### BRIEF
Pull out every line below containing the word "true".

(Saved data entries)

━━━━━━━━━━━━━━━━━━━━

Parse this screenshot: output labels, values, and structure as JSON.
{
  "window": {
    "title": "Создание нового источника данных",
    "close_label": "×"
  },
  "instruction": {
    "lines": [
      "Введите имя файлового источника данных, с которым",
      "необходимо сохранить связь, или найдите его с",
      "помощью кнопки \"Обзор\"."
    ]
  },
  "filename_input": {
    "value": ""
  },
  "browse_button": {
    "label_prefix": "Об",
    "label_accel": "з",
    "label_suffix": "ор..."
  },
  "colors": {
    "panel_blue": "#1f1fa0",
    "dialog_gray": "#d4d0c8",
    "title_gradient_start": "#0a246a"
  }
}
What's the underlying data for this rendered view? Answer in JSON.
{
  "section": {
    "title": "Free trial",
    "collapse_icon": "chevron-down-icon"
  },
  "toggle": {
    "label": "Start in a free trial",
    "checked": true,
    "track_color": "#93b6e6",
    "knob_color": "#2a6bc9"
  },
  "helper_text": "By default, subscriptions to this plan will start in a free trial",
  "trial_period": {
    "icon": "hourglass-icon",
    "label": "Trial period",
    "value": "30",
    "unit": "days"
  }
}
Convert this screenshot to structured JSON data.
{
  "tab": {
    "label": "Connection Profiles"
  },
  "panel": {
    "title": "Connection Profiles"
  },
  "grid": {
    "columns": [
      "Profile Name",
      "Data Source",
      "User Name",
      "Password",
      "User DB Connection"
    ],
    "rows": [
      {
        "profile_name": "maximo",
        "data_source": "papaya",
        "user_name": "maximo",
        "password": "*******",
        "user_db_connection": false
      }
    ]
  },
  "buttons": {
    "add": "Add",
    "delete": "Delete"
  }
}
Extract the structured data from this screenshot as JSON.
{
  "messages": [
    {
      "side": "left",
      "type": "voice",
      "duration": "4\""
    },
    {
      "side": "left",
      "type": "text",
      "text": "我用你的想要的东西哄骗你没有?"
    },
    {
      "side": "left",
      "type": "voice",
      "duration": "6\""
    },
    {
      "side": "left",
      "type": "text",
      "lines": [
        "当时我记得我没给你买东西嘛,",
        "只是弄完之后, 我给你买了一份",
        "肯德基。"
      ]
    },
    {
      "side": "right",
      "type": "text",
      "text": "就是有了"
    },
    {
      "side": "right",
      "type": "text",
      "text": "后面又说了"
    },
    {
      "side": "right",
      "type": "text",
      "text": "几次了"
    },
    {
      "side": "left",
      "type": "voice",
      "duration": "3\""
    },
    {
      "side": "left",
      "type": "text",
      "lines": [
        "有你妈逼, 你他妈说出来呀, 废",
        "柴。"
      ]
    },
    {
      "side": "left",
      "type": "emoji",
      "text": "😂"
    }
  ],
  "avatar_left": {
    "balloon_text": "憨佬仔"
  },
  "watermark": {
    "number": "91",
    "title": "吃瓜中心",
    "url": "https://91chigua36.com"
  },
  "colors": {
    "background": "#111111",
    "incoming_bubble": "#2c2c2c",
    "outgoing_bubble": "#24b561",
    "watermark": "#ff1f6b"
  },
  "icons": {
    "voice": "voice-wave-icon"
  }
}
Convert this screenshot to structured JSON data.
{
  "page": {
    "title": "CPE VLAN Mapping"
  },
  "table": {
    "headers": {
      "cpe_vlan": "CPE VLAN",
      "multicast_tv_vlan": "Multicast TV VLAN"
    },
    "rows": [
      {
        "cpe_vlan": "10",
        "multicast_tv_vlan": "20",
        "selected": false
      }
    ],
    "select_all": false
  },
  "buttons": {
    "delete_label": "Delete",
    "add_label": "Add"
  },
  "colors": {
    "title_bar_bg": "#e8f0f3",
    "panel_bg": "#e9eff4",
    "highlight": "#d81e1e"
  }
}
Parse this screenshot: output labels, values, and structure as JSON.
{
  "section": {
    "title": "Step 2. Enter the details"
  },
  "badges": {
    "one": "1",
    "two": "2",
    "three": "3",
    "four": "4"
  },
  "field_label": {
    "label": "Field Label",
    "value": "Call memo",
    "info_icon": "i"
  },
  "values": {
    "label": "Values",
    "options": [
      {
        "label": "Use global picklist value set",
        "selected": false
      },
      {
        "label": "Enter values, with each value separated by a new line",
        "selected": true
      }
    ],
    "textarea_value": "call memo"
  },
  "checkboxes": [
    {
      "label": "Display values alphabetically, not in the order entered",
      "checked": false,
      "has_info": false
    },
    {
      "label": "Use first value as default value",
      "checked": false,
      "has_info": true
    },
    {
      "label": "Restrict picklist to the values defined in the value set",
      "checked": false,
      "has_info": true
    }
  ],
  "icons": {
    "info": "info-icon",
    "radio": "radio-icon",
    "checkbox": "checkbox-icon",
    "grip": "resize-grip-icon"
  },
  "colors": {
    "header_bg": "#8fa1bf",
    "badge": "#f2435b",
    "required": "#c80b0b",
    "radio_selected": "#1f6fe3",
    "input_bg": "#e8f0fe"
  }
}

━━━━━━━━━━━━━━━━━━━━

### SOLUTION FOR THIS PROBLEM
    "checked": true,
        "selected": true
      "has_info": true
      "has_info": true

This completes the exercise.